Why Do I Snore?
For each patient, there is usually a different reason or a combination of factors that cause snoring, but it usually occurs because the soft tissues in the throat, along with the soft palate, begin to vibrate due to airway restriction. When air isn’t able to flow in and out of your airway freely while you sleep, the tissues within your mouth and throat will begin to vibrate, which then causes you to snore.
Tissues That Contribute to Snoring
Part of the problem with finding effective snoring treatment is that there are many potential tissues in your airway that could contribute to snoring. These include:
- Deviated septum: The divider between your nostrils can lead to snoring if it’s not straight. Sometimes dilator strips can help with a deviated septum, but it might need surgery.
- Enlarged turbinates: Turbinates are nasal structures that interfere with airflow in your nose to humidify the air and improve your sense of smell. These might also benefit from dilator strips or surgery.
- Tonsils: These structures on either side of the back of the mouth narrow the entrance to the throat. If these are large, they can obstruct your breathing and lead to snoring.
- Uvula: This is the dangling structure at the back of your mouth. Sometimes surgical removal of the uvula and tonsils is recommended as a snoring treatment, but it’s not highly effective, and results are often temporary.
- Soft palate: The back of the roof of your mouth is soft and flexible, and it can obstruct airflow and vibrate to cause snoring. Some procedures can shrink or firm the soft palate to reduce snoring.
- Tongue: Your tongue can sag to block your airway. In addition, your tongue can store excess fat, narrowing your airway and leading to snoring.
- Neck fat: Fat deposits in the neck can weigh down your airway, causing it to collapse. Or it can narrow your airway, similar to a fat tongue.

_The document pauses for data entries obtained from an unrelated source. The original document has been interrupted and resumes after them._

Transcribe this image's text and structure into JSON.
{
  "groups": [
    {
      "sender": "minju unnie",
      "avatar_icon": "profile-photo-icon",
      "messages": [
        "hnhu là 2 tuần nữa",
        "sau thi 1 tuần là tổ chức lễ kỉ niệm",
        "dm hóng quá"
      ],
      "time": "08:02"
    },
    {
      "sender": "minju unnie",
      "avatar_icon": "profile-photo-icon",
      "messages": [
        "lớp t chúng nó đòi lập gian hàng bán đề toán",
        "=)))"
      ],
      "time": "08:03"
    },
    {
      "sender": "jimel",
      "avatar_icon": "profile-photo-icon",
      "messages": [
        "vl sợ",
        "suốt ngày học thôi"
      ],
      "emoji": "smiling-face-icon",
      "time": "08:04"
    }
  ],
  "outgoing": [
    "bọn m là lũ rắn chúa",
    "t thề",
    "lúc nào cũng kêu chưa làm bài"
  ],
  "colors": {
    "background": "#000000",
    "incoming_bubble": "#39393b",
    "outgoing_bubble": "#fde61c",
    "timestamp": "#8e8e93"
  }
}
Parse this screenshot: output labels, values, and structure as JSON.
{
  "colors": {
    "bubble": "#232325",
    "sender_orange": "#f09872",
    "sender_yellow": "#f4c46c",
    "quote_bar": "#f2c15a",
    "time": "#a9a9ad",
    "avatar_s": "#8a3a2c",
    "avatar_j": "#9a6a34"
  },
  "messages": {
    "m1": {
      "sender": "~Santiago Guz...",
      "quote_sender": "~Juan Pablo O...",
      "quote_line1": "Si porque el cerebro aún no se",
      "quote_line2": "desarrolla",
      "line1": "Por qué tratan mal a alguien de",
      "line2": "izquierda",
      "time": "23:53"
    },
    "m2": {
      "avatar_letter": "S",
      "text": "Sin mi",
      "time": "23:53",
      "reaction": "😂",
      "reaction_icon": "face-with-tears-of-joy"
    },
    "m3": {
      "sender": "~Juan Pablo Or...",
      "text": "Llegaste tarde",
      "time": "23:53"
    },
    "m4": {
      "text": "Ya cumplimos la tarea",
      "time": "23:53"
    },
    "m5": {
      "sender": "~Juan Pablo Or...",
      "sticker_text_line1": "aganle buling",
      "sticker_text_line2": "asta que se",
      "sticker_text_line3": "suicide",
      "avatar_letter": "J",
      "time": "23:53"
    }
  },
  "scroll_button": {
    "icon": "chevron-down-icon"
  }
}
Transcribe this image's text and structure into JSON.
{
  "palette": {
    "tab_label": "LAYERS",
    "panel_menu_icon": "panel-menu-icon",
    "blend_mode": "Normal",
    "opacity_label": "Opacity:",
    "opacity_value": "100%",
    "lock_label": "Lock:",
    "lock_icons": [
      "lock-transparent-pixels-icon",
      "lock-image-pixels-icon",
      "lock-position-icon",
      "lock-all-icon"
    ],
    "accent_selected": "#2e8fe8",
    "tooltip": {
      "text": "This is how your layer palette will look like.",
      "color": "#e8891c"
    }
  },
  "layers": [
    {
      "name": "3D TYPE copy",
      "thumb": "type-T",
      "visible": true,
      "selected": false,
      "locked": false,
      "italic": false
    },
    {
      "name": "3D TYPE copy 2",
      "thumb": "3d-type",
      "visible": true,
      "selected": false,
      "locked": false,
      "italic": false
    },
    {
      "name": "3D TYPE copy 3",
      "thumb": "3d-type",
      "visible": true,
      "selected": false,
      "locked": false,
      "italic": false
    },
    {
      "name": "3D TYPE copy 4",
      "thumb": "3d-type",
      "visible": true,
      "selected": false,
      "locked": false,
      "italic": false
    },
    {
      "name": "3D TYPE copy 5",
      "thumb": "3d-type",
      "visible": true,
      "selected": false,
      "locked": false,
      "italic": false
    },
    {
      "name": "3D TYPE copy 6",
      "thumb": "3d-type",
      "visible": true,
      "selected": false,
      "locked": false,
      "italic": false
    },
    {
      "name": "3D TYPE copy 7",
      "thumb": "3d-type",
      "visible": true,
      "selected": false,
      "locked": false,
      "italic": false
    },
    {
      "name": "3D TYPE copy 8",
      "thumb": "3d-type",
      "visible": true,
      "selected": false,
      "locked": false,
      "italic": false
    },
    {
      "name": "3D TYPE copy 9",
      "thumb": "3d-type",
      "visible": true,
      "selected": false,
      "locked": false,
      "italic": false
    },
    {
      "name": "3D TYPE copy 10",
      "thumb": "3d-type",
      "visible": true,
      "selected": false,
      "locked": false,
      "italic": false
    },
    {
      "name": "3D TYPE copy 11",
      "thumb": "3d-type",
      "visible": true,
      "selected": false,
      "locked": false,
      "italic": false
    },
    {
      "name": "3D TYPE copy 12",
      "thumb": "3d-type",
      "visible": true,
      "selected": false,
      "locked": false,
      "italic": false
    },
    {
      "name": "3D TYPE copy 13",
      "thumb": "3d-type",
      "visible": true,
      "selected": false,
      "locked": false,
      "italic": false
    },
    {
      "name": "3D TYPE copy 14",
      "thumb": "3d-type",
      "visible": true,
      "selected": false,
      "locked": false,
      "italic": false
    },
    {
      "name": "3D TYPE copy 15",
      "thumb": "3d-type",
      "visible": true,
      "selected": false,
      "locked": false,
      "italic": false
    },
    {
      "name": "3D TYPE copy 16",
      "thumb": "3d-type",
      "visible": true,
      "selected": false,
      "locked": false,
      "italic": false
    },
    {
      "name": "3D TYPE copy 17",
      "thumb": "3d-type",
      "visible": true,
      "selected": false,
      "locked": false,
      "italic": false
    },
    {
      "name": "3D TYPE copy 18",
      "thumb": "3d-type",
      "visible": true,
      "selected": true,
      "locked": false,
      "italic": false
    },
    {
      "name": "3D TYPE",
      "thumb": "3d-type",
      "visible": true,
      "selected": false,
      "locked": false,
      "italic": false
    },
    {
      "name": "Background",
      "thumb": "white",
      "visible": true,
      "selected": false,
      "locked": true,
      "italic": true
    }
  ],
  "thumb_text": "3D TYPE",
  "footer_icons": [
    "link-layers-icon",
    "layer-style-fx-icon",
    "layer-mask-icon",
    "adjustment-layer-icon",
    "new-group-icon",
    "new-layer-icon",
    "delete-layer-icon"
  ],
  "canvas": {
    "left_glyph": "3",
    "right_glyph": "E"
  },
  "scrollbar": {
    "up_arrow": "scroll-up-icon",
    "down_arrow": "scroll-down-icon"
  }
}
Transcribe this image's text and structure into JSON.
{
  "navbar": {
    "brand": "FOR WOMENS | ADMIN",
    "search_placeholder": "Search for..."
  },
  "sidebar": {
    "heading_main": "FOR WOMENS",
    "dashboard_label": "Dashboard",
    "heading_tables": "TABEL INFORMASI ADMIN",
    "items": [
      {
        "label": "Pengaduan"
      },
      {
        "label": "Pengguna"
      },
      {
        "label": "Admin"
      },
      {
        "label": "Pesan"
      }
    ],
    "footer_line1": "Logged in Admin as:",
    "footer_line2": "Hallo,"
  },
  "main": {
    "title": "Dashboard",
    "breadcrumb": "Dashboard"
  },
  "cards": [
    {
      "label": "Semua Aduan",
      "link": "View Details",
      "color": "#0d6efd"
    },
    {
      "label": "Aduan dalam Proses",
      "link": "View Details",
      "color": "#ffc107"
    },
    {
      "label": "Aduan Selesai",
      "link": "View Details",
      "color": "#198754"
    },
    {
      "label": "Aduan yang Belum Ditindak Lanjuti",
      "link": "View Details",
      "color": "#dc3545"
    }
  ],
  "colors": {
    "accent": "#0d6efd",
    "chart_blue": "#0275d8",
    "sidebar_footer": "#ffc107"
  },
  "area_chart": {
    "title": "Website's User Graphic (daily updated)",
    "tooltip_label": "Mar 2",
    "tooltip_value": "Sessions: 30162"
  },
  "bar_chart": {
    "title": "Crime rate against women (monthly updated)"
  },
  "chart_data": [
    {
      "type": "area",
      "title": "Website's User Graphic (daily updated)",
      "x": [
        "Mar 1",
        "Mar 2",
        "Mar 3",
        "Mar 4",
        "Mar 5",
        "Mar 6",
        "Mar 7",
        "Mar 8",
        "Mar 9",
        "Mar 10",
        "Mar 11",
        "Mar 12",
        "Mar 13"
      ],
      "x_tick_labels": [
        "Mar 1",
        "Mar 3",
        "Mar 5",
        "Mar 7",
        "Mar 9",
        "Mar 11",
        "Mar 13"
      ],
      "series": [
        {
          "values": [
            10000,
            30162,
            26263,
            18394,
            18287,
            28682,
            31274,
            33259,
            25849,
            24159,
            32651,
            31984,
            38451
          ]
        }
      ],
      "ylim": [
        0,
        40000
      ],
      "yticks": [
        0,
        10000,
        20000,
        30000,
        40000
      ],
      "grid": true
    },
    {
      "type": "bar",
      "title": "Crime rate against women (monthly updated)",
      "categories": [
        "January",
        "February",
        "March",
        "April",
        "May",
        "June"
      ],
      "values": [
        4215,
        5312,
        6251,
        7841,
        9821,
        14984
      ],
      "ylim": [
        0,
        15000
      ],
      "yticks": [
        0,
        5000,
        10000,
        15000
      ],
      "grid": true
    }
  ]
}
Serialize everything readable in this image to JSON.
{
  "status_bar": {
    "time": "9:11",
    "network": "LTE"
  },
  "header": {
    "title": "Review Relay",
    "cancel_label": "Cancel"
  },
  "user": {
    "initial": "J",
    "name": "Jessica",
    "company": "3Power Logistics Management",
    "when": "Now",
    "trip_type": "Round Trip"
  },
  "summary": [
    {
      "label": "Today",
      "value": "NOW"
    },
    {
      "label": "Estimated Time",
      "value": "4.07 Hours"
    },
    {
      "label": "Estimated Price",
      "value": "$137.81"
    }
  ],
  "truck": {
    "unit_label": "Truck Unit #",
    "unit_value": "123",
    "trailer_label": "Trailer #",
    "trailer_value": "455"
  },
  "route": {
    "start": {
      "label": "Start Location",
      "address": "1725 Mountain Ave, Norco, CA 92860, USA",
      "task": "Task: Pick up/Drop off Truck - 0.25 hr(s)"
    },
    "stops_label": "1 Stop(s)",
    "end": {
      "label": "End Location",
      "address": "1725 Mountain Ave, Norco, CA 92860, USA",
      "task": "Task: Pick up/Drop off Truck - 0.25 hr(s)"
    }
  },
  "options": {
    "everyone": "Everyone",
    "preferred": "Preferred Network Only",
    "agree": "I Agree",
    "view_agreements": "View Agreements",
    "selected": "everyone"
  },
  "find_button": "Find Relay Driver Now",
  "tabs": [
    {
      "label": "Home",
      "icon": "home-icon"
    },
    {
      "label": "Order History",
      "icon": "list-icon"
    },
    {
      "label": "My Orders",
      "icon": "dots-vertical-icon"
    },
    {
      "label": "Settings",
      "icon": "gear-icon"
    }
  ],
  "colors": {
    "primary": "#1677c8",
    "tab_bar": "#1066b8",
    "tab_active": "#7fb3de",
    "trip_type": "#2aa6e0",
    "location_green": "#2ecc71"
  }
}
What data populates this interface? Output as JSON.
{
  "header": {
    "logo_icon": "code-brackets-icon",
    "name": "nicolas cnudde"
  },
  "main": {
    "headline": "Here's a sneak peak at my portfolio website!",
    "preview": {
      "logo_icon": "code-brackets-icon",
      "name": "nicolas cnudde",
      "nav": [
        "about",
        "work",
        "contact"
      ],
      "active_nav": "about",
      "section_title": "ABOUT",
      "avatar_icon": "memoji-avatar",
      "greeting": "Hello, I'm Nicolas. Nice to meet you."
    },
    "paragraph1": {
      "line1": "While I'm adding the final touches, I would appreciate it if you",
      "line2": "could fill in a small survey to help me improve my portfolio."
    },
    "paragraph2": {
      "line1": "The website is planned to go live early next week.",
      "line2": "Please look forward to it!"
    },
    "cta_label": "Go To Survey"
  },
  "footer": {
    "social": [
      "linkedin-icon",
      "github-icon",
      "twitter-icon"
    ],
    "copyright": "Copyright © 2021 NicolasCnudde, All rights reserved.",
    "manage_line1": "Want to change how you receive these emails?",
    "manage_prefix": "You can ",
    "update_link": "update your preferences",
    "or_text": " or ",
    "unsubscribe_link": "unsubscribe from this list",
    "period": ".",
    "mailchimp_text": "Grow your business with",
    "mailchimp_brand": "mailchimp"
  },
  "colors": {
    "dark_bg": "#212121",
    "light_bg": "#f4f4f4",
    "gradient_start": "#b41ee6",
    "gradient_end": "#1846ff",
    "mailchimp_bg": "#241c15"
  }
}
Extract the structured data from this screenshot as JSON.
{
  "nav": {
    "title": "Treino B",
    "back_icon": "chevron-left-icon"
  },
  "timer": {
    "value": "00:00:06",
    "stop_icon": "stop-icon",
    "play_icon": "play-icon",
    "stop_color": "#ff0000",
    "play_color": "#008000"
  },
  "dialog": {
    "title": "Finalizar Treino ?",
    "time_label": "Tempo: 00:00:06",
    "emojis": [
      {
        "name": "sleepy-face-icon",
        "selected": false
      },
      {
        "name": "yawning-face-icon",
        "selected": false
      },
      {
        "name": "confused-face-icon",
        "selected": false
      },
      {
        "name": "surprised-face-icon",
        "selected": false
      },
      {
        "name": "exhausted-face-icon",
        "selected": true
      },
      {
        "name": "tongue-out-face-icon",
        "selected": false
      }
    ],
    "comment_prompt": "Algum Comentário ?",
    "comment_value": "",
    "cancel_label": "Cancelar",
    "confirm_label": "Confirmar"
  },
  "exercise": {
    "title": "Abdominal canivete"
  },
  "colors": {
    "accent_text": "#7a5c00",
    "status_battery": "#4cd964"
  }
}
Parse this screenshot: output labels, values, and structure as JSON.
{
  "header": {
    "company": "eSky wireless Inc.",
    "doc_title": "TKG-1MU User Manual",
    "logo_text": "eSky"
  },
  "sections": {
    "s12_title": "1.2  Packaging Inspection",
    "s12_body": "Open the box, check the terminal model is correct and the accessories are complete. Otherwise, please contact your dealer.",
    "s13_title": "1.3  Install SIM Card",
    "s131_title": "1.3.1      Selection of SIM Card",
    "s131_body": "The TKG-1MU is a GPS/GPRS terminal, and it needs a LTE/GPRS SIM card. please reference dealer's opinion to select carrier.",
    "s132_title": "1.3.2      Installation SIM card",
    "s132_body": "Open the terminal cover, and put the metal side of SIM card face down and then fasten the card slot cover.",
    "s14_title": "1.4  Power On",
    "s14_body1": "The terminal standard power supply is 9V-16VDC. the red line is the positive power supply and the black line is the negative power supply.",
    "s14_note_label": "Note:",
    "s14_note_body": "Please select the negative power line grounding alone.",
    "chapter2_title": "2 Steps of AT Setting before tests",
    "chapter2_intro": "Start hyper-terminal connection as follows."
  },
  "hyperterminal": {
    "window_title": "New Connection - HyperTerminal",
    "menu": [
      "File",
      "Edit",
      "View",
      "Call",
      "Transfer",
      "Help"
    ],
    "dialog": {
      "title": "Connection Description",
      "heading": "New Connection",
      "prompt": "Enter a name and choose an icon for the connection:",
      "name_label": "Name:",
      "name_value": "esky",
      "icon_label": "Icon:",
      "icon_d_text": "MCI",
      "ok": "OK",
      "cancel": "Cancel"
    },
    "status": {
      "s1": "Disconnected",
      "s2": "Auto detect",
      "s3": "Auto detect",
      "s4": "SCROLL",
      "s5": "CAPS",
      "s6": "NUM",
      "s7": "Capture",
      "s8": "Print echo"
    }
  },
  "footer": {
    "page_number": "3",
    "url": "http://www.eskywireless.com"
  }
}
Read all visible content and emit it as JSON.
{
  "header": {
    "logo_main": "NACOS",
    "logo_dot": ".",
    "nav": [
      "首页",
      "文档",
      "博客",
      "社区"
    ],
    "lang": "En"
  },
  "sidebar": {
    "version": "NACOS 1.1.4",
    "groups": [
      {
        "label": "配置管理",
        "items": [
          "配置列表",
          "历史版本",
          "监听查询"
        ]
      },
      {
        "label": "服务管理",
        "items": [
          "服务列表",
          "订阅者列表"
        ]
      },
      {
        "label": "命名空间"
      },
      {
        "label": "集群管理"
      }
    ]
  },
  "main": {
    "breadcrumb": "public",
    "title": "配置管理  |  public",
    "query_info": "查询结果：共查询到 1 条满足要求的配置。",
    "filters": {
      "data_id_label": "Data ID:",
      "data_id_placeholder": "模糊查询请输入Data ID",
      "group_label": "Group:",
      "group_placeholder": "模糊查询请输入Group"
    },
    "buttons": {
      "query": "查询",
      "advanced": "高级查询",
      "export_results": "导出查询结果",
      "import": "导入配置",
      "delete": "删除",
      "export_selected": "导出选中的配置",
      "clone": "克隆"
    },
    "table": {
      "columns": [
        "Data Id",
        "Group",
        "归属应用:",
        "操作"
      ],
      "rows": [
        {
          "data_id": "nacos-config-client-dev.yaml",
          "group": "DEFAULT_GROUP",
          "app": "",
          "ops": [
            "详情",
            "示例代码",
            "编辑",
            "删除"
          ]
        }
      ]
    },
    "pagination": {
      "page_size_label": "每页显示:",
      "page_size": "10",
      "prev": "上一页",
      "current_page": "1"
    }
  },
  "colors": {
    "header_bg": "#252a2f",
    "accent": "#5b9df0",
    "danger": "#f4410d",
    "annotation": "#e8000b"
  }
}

For many of these anatomical issues, oral appliance therapy is an effective treatment.
Lifestyle Factors That Contribute to Snoring
However, it’s not just your anatomy that contributes to snoring. Many aspects of your lifestyle can make your snoring worse.
Sleeping on your back can make your airway more likely to collapse. Consumption of alcohol in the evening can relax the tissues of your airway, leading to airway collapse. Smoking irritates your airway, causing it to swell and narrow.
If you consume foods that you have a mild allergic reaction to, it will swell your airway and narrow it.
Maintaining a healthy weight can also help reduce the frequency and volume of your snoring.
If you find that you are snoring on a consistent basis, it is time to consult with the Advanced Dental Sleep Treatment Center so that this problem can be addressed and treated properly. Remember that snoring affects not only you but those around you, especially if it is known to be quite loud.